Salazar Fernandez, Camila
Jose Baeza Rivera, Maria
Villanueva, Marcoantonio
Padilla Bautista, Joaquin Alberto
Navarro, Regina M.
Pino, Mariana
Datos de publicación:

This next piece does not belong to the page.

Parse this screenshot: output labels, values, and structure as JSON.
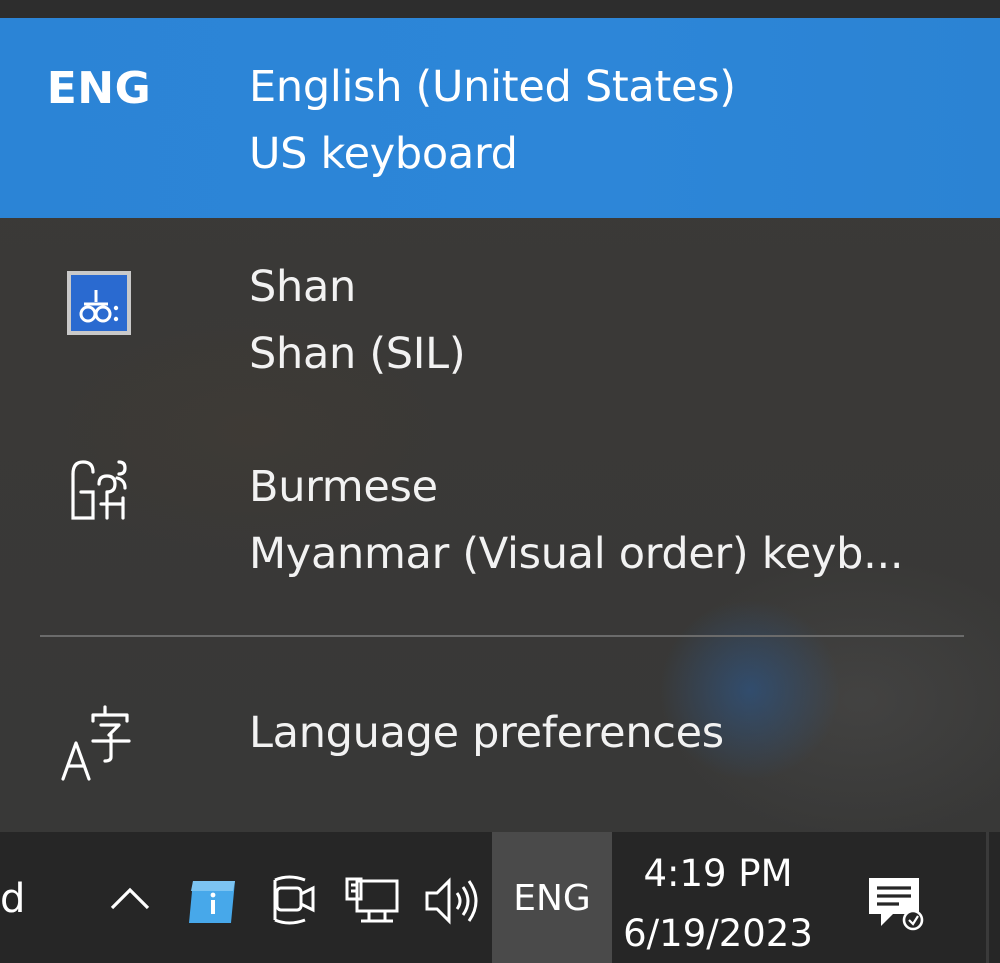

(1) Background: Although the evidence is consistent that vaccines for COVID-19 effectively prevent severe illness or death, the rapid development of vaccines has led to increased beliefs about possible negative consequences and conspiracy theories about the vaccine. Several factors influence whether or not people decide to be vaccinated. Some studies suggest that our perception of what significant others do and think influences our behavior. (2) Methods: This study evaluates the predictive role of beliefs about negative consequences of the COVID-19 vaccine, conspiracy beliefs about this vaccine, and social influence on the intention to vaccinate against COVID-19 in three Latin American and Caribbean countries: Chile, Mexico, and Colombia. Using convenience sampling, 2075 adults from Chile (48.3%), Mexico (27.6%), and Colombia (24.6%) participated by answering an online questionnaire with variables of interest. (3) Results: Despite the differences between countries, the results showed that the proposed model is invariant and explains between 56-66% of the COVID19 vaccination intent. Specifically, controlling for age, socioeconomic status, political orientation, and educational level, we found that beliefs about the negative consequences of the COVID-19 vaccine were the main predictor followed by social influence. Beliefs in conspiracy theories did not predict vaccination intention (4) Conclusions: Considering these variables in campaigns to boost vaccination intention is discussed.